Grabbing the rope in both hands, Jeff pulled hard. The sound of the bell just had to carry across the thrashing waves to his dad! Jeff’s fingers were numb, and his arms felt as though they had been yanked out of their sockets. He wasn’t sure that he could endure much longer.

The rope snapped out of his hands once more, its icy surface tearing at his already raw palms. Jeff caught a glimpse of his mom’s lantern through the swirling snow. With the baby coming, she depended on Jeff’s endurance.

Suddenly Jeff knew that he’d done all that he could do. He needed help! For once he wasn’t the tough, do-it-himself guy that he’d always been. He’d never been in such a tough spot in his life. Tough spot! That’s what Sister Bartlett said that I’d find myself in one day, Jeff thought. And she said that praying is all that I’d have to pull me through. Well, I’m in the toughest spot that I’ve ever been in, and I sure do need His help!

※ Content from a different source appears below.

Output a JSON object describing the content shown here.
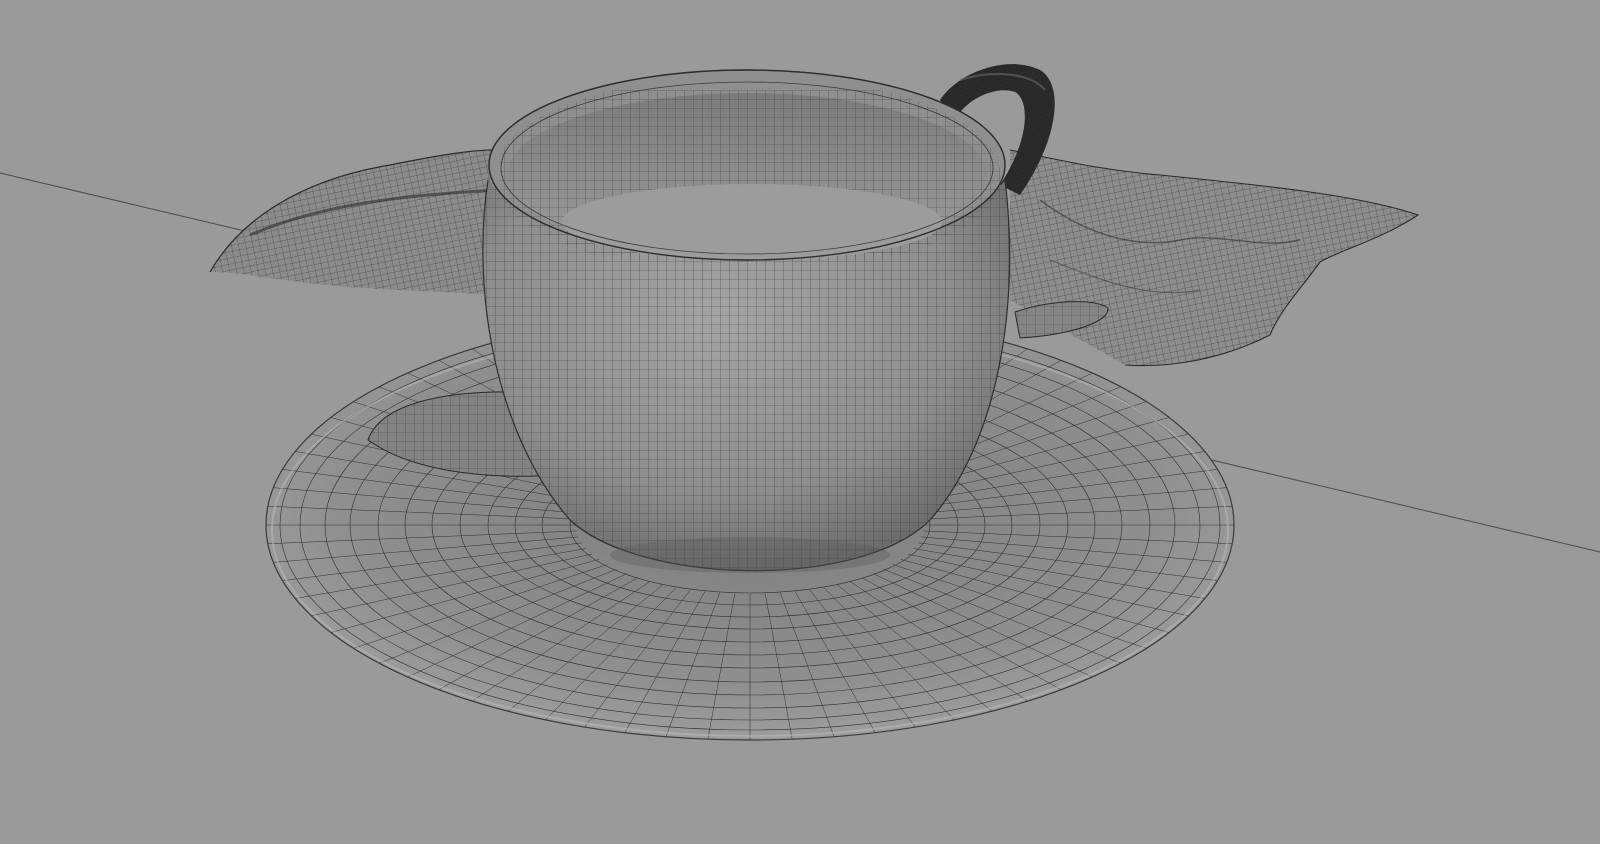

Humbly Jeff asked Heavenly Father to help him toll the bell for his dad. He asked it in Jesus’ name, then said amen. Knowing that he still had to do his part, too, Jeff kept on struggling to pull the rope.

Almost at once he felt a tug at his waist as if someone were advancing along on the rope still tied there. But his mom’s light still shone from the doorway. …

“Who’s there?” Jeff called.

“Gordon!” came the unexpected answer.

As the Off-Islander loomed into view, Jeff asked, “How did you get here?”

Mr. Gordon gave a short laugh. “I don’t need a light to find my way, boy.”

“B-but why did you come?” Jeff continued pulling the bell rope.

Mr. Gordon shook his head. “I don’t know why. I was warm and dry at home when I got this feeling that you needed help, and I just had to come.”

Jeff smiled as wide as his cracked lips and frozen face allowed. “I know why, Mr. Gordon. Heavenly Father sent you to help me.”

“It’s been a long time since I let myself think about anyone but myself,” said Mr. Gordon, a sense of wonder in his voice. He reached up. “If we pull together, the bell will ring louder.”

Together the old man and Jeff pulled on the rope. The bell clanged above the breaking waves again and again and again. And finally they heard the answering bells on Jeff’s dad’s boat!

Jeff forgot his cracked and blistered hands, his bloody nose, his sore arms. Sister Bartlett was right: Sometimes the only way out of a tough spot is by praying to Heavenly Father for help.

[illustrations] Illustrated by Dick Brown